→ **Excerpts from an interface dataset**:
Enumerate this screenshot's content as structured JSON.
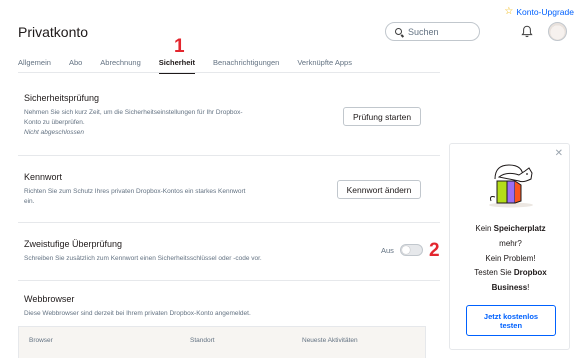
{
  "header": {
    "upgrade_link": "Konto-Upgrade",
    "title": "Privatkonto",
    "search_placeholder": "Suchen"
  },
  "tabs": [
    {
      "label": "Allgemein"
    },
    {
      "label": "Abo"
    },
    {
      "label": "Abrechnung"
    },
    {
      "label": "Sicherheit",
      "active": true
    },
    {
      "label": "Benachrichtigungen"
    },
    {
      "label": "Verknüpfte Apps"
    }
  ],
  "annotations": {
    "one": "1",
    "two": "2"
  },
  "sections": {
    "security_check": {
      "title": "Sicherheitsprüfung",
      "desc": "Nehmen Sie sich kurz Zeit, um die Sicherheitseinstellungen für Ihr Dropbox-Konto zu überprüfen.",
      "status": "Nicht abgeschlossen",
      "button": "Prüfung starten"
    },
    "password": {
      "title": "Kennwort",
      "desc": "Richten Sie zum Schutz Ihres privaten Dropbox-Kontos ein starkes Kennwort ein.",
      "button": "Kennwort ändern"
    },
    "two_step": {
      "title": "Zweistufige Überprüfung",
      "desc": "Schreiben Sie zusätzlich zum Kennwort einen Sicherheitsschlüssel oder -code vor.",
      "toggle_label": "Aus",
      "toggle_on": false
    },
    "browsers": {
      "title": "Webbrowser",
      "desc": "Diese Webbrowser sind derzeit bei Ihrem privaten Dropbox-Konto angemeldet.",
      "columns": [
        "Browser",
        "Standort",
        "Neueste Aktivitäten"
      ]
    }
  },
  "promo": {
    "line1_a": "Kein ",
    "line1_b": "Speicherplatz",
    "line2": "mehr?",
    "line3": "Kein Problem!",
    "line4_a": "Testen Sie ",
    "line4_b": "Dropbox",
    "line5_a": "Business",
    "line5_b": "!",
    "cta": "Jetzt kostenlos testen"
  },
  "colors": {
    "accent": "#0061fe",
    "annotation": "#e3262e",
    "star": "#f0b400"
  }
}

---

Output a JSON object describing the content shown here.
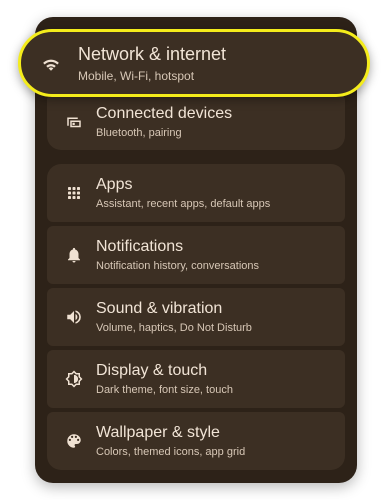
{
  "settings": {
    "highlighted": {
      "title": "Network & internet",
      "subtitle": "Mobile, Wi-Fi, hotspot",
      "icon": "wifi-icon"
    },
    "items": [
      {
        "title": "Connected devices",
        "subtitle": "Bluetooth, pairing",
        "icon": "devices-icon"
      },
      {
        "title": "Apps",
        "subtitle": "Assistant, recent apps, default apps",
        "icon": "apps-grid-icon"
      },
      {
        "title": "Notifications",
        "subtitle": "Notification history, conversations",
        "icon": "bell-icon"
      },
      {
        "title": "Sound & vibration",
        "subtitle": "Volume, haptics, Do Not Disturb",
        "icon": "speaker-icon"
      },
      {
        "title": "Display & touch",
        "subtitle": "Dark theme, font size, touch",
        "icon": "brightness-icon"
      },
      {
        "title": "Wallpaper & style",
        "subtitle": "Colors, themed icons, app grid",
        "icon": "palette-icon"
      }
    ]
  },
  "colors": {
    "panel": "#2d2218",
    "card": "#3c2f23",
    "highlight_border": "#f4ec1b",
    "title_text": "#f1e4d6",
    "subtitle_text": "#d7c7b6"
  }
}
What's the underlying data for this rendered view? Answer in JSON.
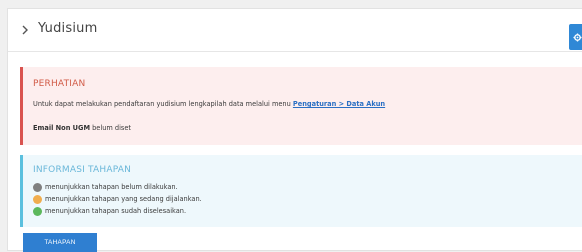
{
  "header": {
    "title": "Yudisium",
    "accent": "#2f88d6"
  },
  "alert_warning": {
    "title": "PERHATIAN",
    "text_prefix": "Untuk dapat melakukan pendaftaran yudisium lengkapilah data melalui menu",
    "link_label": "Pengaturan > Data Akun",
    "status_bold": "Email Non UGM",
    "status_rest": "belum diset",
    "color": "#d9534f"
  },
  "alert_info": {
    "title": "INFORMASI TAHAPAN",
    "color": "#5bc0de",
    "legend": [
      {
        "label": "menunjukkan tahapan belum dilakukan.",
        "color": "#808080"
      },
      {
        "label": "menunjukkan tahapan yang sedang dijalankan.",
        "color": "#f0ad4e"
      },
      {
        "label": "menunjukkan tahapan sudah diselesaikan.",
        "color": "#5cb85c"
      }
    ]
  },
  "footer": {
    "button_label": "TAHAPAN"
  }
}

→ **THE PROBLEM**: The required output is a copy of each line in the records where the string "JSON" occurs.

→ **COMPLETED EXERCISE**:
Enumerate this screenshot's content as structured JSON.
Output a JSON object describing the content shown here.
What's the underlying data for this rendered view? Answer in JSON.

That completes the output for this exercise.